Muswell Press has just published For Your Convenience, a guide to London’s public toilets which first appeared in 1937, and is now re-issued in their new LGBTQI list. Matt Bates, who is curating the list, told us more.
Can you describe For Your Convenience?
It’s an absolutely charming classic, a curious and eccentric little book that was first published in 1937. Whilst it can be read simply as a guide to London’s conveniences of the time, reading between the lines offers a queer dimension to the text for where a gentleman may find ‘relief’ in the metropolis after ‘three cups of tea’.
Who wrote the book and who first published it?
The book is written by Paul Pry, a pseudonym for Thomas Burke (1886-1945). Born in Clapham and raised in Poplar, Burke considered himself a true Londoner by birth and in spirit. He was a keen observer and recorder of city life, and particularly of its working classes. His most famous work, published in 1916, was Limehouse Nights. The book was published by George Routledge & Sons, a reputable publisher that was established in 1836 and still publishes today. I have no idea whether they realised what exactly they were publishing, but if they did, then good on them!
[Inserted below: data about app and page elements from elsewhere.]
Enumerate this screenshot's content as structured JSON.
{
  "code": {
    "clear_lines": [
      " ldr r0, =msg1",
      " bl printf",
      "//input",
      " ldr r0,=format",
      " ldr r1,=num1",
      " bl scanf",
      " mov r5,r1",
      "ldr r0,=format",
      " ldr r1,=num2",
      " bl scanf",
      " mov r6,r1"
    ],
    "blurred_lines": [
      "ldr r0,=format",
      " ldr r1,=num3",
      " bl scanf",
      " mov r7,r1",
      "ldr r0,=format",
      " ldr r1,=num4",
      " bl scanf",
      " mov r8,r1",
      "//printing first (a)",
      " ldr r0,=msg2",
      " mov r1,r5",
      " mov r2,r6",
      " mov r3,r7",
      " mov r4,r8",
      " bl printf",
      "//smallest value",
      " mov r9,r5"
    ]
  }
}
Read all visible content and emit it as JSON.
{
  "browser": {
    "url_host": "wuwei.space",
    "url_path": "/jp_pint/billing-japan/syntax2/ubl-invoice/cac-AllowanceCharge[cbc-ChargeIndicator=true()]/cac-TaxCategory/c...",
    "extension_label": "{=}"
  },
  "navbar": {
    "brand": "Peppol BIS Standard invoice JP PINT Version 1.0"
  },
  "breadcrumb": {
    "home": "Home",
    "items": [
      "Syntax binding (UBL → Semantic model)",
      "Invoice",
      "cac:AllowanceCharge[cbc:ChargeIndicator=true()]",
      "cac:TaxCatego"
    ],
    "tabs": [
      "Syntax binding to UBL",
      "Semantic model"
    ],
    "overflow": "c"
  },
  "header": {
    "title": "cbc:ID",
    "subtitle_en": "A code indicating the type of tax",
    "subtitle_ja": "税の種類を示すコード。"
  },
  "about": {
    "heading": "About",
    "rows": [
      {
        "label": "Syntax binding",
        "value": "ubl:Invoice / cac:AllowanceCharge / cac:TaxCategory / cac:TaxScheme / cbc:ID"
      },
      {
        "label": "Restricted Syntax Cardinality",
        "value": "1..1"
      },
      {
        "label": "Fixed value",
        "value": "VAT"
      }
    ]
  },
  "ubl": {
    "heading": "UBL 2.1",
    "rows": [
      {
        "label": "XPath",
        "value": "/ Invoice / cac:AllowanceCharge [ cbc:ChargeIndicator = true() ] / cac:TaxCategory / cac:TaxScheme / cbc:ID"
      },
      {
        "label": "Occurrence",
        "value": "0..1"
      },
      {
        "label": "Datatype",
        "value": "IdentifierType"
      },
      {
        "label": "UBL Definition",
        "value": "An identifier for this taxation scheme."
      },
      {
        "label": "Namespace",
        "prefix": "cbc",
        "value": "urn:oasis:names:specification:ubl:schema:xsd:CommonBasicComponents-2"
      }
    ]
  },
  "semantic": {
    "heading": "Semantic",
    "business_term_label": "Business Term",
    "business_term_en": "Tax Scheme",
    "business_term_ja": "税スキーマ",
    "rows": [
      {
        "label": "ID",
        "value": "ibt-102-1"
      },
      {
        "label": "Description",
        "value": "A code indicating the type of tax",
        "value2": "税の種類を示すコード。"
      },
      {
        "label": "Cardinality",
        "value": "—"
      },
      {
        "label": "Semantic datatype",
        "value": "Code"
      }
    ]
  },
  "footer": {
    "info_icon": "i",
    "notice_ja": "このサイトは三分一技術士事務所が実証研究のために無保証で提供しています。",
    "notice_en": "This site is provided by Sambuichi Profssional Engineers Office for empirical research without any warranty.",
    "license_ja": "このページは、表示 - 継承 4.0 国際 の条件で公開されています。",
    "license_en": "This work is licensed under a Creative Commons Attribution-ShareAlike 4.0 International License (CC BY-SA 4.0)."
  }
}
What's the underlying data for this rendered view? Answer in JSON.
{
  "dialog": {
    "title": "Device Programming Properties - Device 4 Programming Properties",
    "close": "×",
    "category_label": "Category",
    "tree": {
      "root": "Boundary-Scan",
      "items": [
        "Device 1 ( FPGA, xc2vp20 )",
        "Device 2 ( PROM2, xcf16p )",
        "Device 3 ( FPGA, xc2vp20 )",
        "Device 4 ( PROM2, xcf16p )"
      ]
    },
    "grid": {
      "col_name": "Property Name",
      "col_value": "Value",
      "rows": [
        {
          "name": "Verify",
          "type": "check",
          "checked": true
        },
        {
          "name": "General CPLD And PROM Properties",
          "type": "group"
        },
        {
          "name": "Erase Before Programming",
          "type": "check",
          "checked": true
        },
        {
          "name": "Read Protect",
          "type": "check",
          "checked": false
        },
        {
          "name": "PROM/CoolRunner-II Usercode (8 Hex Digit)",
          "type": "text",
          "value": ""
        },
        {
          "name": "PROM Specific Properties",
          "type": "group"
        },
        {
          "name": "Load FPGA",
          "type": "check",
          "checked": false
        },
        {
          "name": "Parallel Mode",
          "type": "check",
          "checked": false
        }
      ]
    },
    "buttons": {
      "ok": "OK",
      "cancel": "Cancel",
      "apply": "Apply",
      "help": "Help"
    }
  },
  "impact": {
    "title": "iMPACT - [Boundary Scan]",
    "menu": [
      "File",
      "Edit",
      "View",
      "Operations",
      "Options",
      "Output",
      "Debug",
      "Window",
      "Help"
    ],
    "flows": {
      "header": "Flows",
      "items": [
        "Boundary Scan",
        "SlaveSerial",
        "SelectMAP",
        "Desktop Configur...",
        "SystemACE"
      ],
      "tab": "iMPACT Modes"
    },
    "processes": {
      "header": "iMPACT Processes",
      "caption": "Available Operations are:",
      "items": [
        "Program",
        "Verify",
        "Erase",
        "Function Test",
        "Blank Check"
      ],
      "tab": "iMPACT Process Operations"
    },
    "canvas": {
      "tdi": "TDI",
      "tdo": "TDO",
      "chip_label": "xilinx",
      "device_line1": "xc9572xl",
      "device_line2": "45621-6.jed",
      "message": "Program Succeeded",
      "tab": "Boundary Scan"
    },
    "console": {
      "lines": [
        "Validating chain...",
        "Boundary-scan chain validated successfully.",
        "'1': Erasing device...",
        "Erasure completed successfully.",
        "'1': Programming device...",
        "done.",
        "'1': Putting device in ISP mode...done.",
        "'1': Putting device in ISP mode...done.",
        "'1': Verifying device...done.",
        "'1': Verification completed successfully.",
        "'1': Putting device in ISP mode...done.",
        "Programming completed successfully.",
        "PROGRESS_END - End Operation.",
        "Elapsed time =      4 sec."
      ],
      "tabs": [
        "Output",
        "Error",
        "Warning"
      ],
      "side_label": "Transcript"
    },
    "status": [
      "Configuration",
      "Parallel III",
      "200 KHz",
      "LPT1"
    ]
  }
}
Can you tell us about some of the entries you found particularly interesting?
Aside from the encyclopaedic knowledge of every London district and its attendant lavatory, the book also alludes to the possible dangers that the visitor might encounter. Pry tells us that, “they set watchers on an ill-served spot (and) note the number of pedestrians passing.” These veiled references to the perils of cottaging highlight the very real difficulties in negotiating sex for gay men in the past.
I doubt whether many of the cottages mentioned remain in existence, do they?
Whilst I haven’t conducted a full tour of the guide, there are definitely some still in existence, most notably the one on Broadwick Street in Soho, where, Pry tells us one can “find full service,” and I believe is still thriving today!
Can you tell us more about the new LGBTQI list from Muswell Press?
There are two strands to the list – the first is to re-issue queer classics, such as For Your Convenience, that still have resonance today, and the second is to publish queer writing from either established or debut novelists. Queer writing is woefully under-published and I’m keen to read and publish quality writing from all queer backgrounds, especially stories that consider what it means to be queer today. In that way, both strands of the publishing programme work together – I like the idea of queer literature from both past and present working synchronously with each other.
You’ve had quite a career in selling books, including LGBT titles, can you tell us about that?
I worked for many years as the Fiction Buyer for WH Smith Travel which primarily consisted of selecting all the new and backlist fiction for the Airport and Railway stores across the UK. I’m most proud of the ‘Fresh Talent’ promotion that I curated for the company. Each quarter I would select twelve debut or emerging writers and promote their books heavily in store. In every selection there were always some fabulous queer titles, including Guapa (Saleem Haddad), The Wicked Cometh (Laura Carlin), What Belongs To You (Garth Greenwell), The House of Impossible Beauties (Joseph Cassara), and My Cat Yugoslavia by Pajtim Statovci. I’m proud to have promoted and sold thousands of copies of these novels that elsewhere may not have received such exposure.
Can you tell us more about the new title The Lure by Felice Picano?
Felice Picano was one of the original and founding members of The Violet Quill, the foremost post-Stonewall gay writing movement, whose other members included Edmund White (‘A Boy’s Own Story’) and Andrew Holleran (‘Dancer from the Dance’). The Lure was first published in 1979 and was a huge success, particularly in the States. It’s a gritty and powerful gay thriller which has lost none of its razor-edge today. Muswell Press are both proud and delighted to be re-issuing the novel and acknowledging Felice’s contribution to gay literature.
And next April you have a new title The Ministry of Guidance by Golnoosh Nour about life for gay Iranians?
This is a hugely exciting book for Muswell Press: a bold, fresh and disruptive series of stories that chart the queer experience through a culturally diverse lens. Noor is an acute observer of how the human spirit fights repressions. The tone is wry and often darkly humorous. She is definitely a writer to watch!